◆ TASK DIRECTIONS
From first line to last, give the records again word for word and omit the pictures.

◆ INPUT RECORDS
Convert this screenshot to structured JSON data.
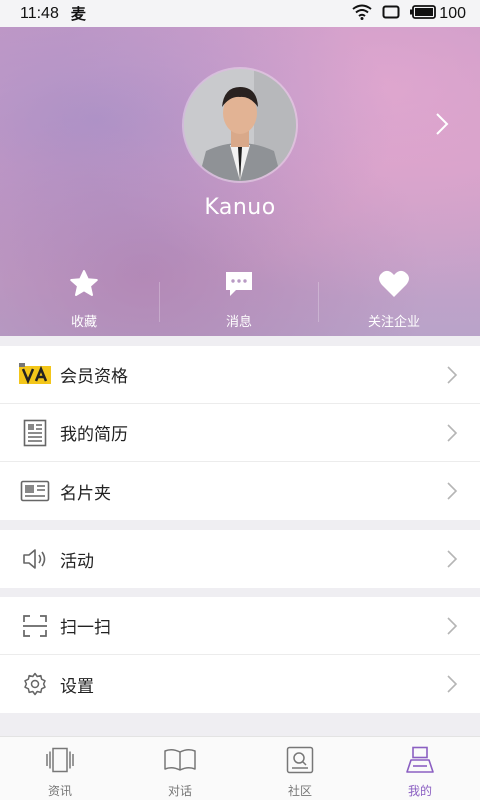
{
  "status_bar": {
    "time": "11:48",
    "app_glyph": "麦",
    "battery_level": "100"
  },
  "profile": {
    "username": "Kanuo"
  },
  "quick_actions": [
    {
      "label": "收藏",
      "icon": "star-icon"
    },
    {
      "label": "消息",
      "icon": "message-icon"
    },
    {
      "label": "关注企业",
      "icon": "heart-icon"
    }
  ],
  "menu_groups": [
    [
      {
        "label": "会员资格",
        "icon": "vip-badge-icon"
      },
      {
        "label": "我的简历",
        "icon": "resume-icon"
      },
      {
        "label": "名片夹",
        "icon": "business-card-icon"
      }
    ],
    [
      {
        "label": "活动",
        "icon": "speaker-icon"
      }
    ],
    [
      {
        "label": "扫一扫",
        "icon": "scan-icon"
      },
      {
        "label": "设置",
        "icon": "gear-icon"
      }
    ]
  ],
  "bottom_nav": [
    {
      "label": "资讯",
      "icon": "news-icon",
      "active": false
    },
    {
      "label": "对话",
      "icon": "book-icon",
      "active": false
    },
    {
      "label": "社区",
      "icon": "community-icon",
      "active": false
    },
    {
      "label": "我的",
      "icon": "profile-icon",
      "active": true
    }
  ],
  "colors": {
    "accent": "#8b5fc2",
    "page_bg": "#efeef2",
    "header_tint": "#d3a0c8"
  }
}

◆ SOLUTION
Convert this screenshot to structured JSON data.
{
  "status_bar": {
    "time": "11:48",
    "app_glyph": "麦",
    "battery_level": "100"
  },
  "profile": {
    "username": "Kanuo"
  },
  "quick_actions": [
    {
      "label": "收藏",
      "icon": "star-icon"
    },
    {
      "label": "消息",
      "icon": "message-icon"
    },
    {
      "label": "关注企业",
      "icon": "heart-icon"
    }
  ],
  "menu_groups": [
    [
      {
        "label": "会员资格",
        "icon": "vip-badge-icon"
      },
      {
        "label": "我的简历",
        "icon": "resume-icon"
      },
      {
        "label": "名片夹",
        "icon": "business-card-icon"
      }
    ],
    [
      {
        "label": "活动",
        "icon": "speaker-icon"
      }
    ],
    [
      {
        "label": "扫一扫",
        "icon": "scan-icon"
      },
      {
        "label": "设置",
        "icon": "gear-icon"
      }
    ]
  ],
  "bottom_nav": [
    {
      "label": "资讯",
      "icon": "news-icon",
      "active": false
    },
    {
      "label": "对话",
      "icon": "book-icon",
      "active": false
    },
    {
      "label": "社区",
      "icon": "community-icon",
      "active": false
    },
    {
      "label": "我的",
      "icon": "profile-icon",
      "active": true
    }
  ],
  "colors": {
    "accent": "#8b5fc2",
    "page_bg": "#efeef2",
    "header_tint": "#d3a0c8"
  }
}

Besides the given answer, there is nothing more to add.